**Requirement**
Answer with a number only, stating how many lines of the records hold the word "年龄分级".

**Record set**
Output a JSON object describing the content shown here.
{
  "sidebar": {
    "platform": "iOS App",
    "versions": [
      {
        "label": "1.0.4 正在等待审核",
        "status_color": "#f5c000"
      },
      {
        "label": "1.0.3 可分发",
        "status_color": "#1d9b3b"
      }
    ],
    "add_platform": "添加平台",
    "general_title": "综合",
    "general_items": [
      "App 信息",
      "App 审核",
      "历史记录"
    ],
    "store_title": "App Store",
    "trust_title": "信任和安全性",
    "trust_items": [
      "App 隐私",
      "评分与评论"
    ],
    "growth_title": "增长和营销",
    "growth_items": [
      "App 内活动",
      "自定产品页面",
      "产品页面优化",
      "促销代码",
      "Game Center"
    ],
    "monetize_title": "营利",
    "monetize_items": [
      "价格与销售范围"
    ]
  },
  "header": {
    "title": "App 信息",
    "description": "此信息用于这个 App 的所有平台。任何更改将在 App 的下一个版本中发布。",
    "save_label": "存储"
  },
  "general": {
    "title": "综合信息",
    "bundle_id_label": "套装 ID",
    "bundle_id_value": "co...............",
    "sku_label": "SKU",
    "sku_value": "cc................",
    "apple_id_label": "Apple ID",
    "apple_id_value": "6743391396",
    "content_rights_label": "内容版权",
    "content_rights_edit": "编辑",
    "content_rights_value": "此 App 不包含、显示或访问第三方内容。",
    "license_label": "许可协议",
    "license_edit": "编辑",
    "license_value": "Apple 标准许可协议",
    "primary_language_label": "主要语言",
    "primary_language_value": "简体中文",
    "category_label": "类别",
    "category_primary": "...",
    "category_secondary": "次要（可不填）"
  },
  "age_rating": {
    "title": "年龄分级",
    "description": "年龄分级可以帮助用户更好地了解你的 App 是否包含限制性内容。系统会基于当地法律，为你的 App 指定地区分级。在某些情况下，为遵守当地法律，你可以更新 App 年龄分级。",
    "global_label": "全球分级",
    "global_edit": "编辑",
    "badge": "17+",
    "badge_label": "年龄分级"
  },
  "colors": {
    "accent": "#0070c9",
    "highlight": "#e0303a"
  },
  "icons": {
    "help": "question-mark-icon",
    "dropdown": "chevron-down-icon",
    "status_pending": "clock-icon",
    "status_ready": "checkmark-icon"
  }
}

**Your solution**
3